-------- Records provided --------
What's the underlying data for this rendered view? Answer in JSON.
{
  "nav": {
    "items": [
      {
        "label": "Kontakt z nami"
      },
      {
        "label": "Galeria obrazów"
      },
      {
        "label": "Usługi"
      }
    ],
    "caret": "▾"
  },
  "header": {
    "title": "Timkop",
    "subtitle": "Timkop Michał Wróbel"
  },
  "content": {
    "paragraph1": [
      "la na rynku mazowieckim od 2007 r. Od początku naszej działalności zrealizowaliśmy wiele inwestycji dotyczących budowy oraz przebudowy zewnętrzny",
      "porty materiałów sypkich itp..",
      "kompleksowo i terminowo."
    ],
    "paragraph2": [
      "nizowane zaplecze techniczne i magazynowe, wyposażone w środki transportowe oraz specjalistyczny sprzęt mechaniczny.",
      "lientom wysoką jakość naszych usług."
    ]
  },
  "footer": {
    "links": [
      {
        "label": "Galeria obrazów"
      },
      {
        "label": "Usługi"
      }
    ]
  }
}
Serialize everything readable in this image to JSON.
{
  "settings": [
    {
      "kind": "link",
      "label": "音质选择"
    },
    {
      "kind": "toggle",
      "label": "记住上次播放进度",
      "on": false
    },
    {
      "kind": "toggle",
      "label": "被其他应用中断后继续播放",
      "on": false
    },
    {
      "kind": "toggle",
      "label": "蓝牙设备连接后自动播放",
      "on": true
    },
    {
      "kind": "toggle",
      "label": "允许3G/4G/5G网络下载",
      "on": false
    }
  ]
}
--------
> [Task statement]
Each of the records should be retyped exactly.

> [Task output]
What's the underlying data for this rendered view? Answer in JSON.
{
  "nav": {
    "items": [
      {
        "label": "Kontakt z nami"
      },
      {
        "label": "Galeria obrazów"
      },
      {
        "label": "Usługi"
      }
    ],
    "caret": "▾"
  },
  "header": {
    "title": "Timkop",
    "subtitle": "Timkop Michał Wróbel"
  },
  "content": {
    "paragraph1": [
      "la na rynku mazowieckim od 2007 r. Od początku naszej działalności zrealizowaliśmy wiele inwestycji dotyczących budowy oraz przebudowy zewnętrzny",
      "porty materiałów sypkich itp..",
      "kompleksowo i terminowo."
    ],
    "paragraph2": [
      "nizowane zaplecze techniczne i magazynowe, wyposażone w środki transportowe oraz specjalistyczny sprzęt mechaniczny.",
      "lientom wysoką jakość naszych usług."
    ]
  },
  "footer": {
    "links": [
      {
        "label": "Galeria obrazów"
      },
      {
        "label": "Usługi"
      }
    ]
  }
}
Serialize everything readable in this image to JSON.
{
  "settings": [
    {
      "kind": "link",
      "label": "音质选择"
    },
    {
      "kind": "toggle",
      "label": "记住上次播放进度",
      "on": false
    },
    {
      "kind": "toggle",
      "label": "被其他应用中断后继续播放",
      "on": false
    },
    {
      "kind": "toggle",
      "label": "蓝牙设备连接后自动播放",
      "on": true
    },
    {
      "kind": "toggle",
      "label": "允许3G/4G/5G网络下载",
      "on": false
    }
  ]
}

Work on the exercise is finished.